Composite Services Vs Composite Applications

Recently one of my friends questioned me what is the difference between composite services and composite applications. Are they same ?. If they are different, what is it?

On top of my mind, I could say both are different. But I couldnt explain it very well.

When I did some (re)search, this is what I understand - Composite services are micro-flows. When multiple elemental/basic services are combined to be offered as a single service, then it is called as a composite service. These services are stateless, unlike 'Process' services where also orchestration of services takes place, but in stateful nature.

While composite service is a design pattern in SOA, 'Composite Apps' looks like a new way of 'architecting solutions'. There are several vendors in the market who provide tools & platforms for building composite applications.

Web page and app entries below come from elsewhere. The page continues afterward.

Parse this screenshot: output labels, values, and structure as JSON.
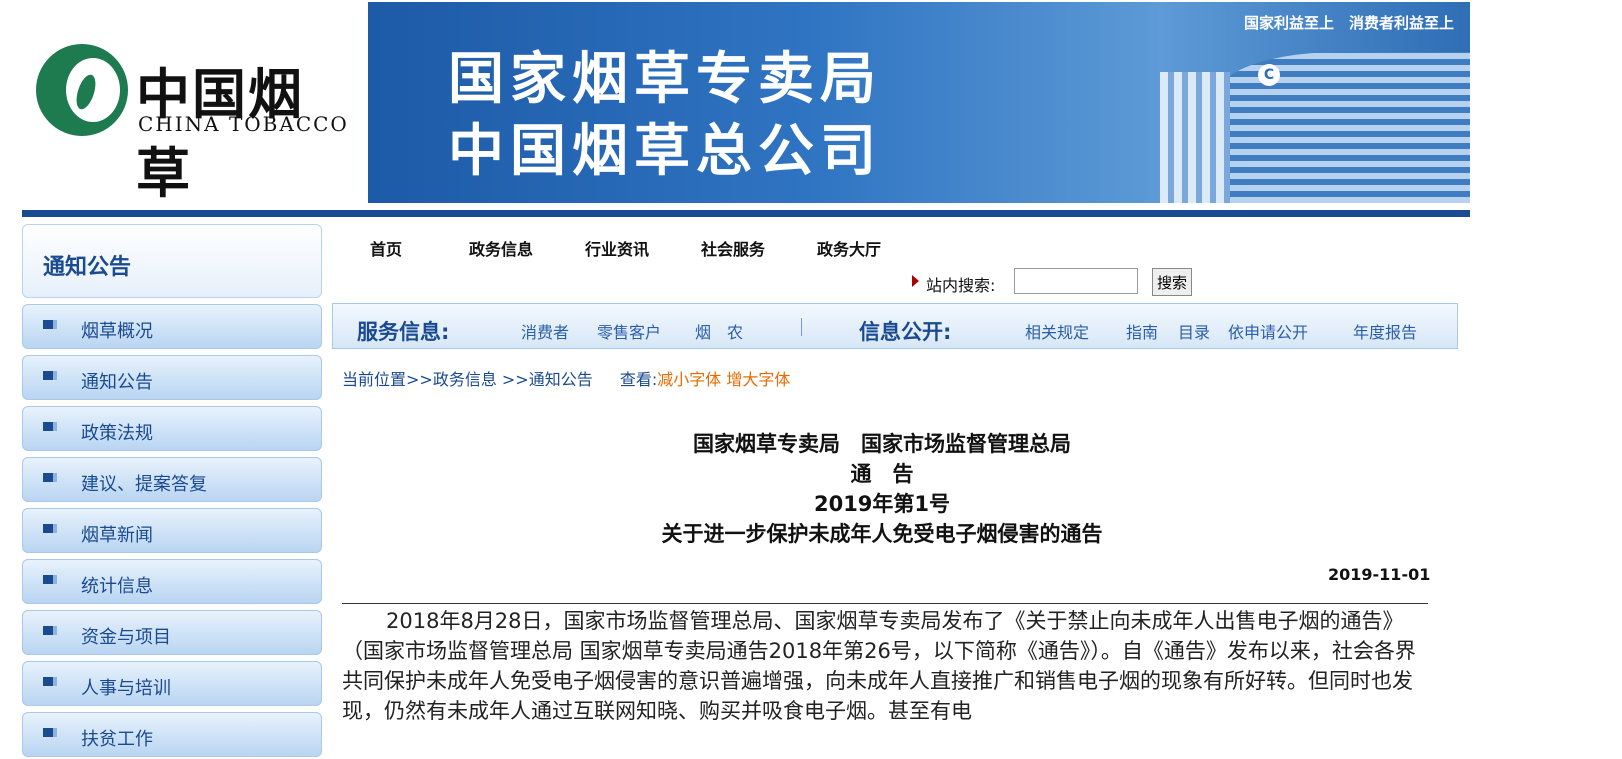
{
  "logo": {
    "cn": "中国烟草",
    "en": "CHINA TOBACCO"
  },
  "banner": {
    "line1": "国家烟草专卖局",
    "line2": "中国烟草总公司",
    "slogan": "国家利益至上　消费者利益至上",
    "building_logo": "C"
  },
  "sidebar": {
    "heading": "通知公告",
    "items": [
      {
        "label": "烟草概况"
      },
      {
        "label": "通知公告"
      },
      {
        "label": "政策法规"
      },
      {
        "label": "建议、提案答复"
      },
      {
        "label": "烟草新闻"
      },
      {
        "label": "统计信息"
      },
      {
        "label": "资金与项目"
      },
      {
        "label": "人事与培训"
      },
      {
        "label": "扶贫工作"
      }
    ]
  },
  "nav": {
    "items": [
      {
        "label": "首页"
      },
      {
        "label": "政务信息"
      },
      {
        "label": "行业资讯"
      },
      {
        "label": "社会服务"
      },
      {
        "label": "政务大厅"
      }
    ]
  },
  "search": {
    "label": "站内搜索:",
    "value": "",
    "button": "搜索"
  },
  "service_bar": {
    "service_heading": "服务信息:",
    "service_links": [
      "消费者",
      "零售客户",
      "烟　农"
    ],
    "open_heading": "信息公开:",
    "open_links": [
      "相关规定",
      "指南",
      "目录",
      "依申请公开",
      "年度报告"
    ]
  },
  "breadcrumb": {
    "path": "当前位置>>政务信息 >>通知公告",
    "view_label": "查看:",
    "smaller": "减小字体",
    "larger": "增大字体"
  },
  "article": {
    "title_line1": "国家烟草专卖局　国家市场监督管理总局",
    "title_line2": "通　告",
    "title_line3": "2019年第1号",
    "title_line4": "关于进一步保护未成年人免受电子烟侵害的通告",
    "date": "2019-11-01",
    "body": "2018年8月28日，国家市场监督管理总局、国家烟草专卖局发布了《关于禁止向未成年人出售电子烟的通告》（国家市场监督管理总局 国家烟草专卖局通告2018年第26号，以下简称《通告》）。自《通告》发布以来，社会各界共同保护未成年人免受电子烟侵害的意识普遍增强，向未成年人直接推广和销售电子烟的现象有所好转。但同时也发现，仍然有未成年人通过互联网知晓、购买并吸食电子烟。甚至有电"
  },
  "colors": {
    "brand_blue": "#1a4a90",
    "brand_green": "#1e7a4f",
    "accent_orange": "#e86a00",
    "link_blue": "#2b5ea8"
  }
}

Typical example, that I find in many sites - is integrating the set of distinct applications used by a contact center representative in Banks/sales. Typically, the contact center agent needs to shuttle between multiple applications in his desktop to service a client. The service process might include - duplicate entry of customer data, different security levels, fragmented/manual steps. How nice would it be, if the contact center agent gets a single unified application interface that enables him to accomplish the business process?. How good it would be, if the agent doesn't need to switch between apps to accomplish a task/process?. The solution cannot be just a 'dashboard' that provides links to access multiple apps via single interface. The solution needs to be much more intelligent in terms of automating steps, encapsulating business rules, eliminating redundant data entries, seamless integration of back-end systems, seamless presentation flow across different apps.

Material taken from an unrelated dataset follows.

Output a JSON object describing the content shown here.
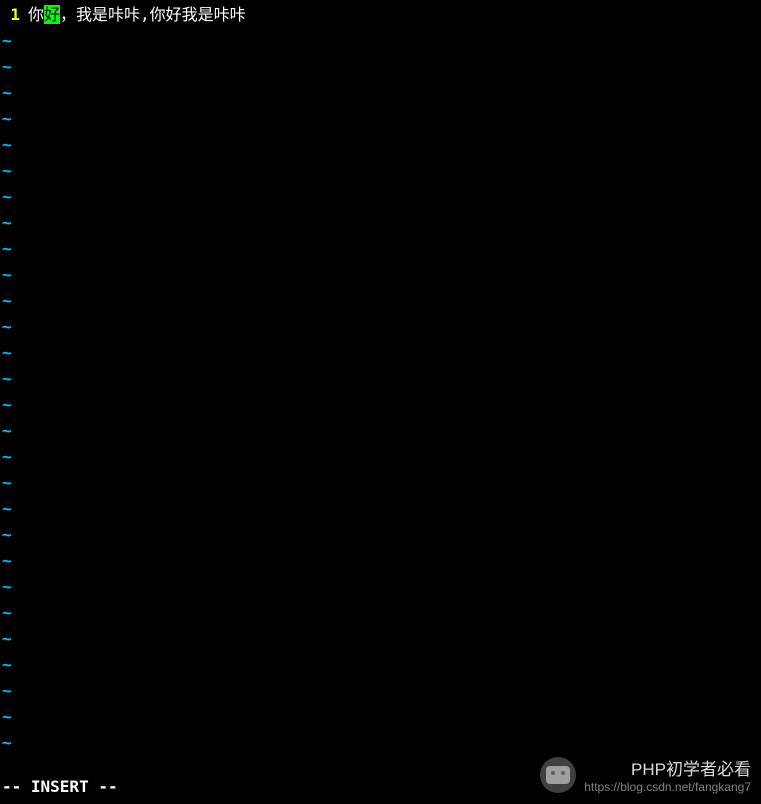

Ok, now you may be wondering, this is what 'Portals' are supposed to accomplish. Yes, Portals can also be the platforms of composite applications. But so, far Portals have been used only as 'Dashboards' or 'Lightweight EAI' of applications. It has not been utilized to an extent where Portals can be used to automate a complete business process, where each step of a process, draws logic from several layers (presentation, business logic and data access) of participating discrete applications.

But, the apps need not be always built on 'Portals'. It can be built as a 'Desktop' solution as well. Some of the tool vendors promise to integrate the native user interfaces of participating applications (thick client/green screen emulators) in a composite application.

The Gartner definition of Composite applications goes like this - "Composite applications differ significantly from multistep processes because they integrate vertically among the tiers within one step of a business process, rather than horizontally across multiple steps".

Some of the characteristics of composite applications are :
- Built on SOA standards
- Integrates with various enterprise applications
- Model driven development, minimal coding
- Applications can be assembled from reusable artefacts that are already available in the enterprise.
- Can include Workflows, BPMs, and Microflows

While there are many vendors out in the market, there seems to be little emphasis on 'Standards' for building those apps. While Portal standards JSR-168 has been enhanced to include inter-portlet communications, that is vital for building composite apps, Other forms (e.g Desktop) of composite apps remain properietary solutions of vendors.

Tuesday, October 17, 2006

Hello everyone,

Am an Enterprise architect in one of the leading technology solutions company in Bangalore, India.

Pre-web 2.0, I used to read and record my notes in Outlook. Now with the advent of blogs, it gives me a new platform to structure my thoughts, share it with fellow architects and eventually get feedback too.

I am planning to blog about my areas of interests including web 2.0, SOA, SaaS, Enterprise Architecture and anything else that is creating a buzz and current in IT. Am also planning to write about my thoughts on IT services, offshoring and Work culture of Software Architects.

Keep reading. I would try to make sure it is worth reading.

Bye for Now,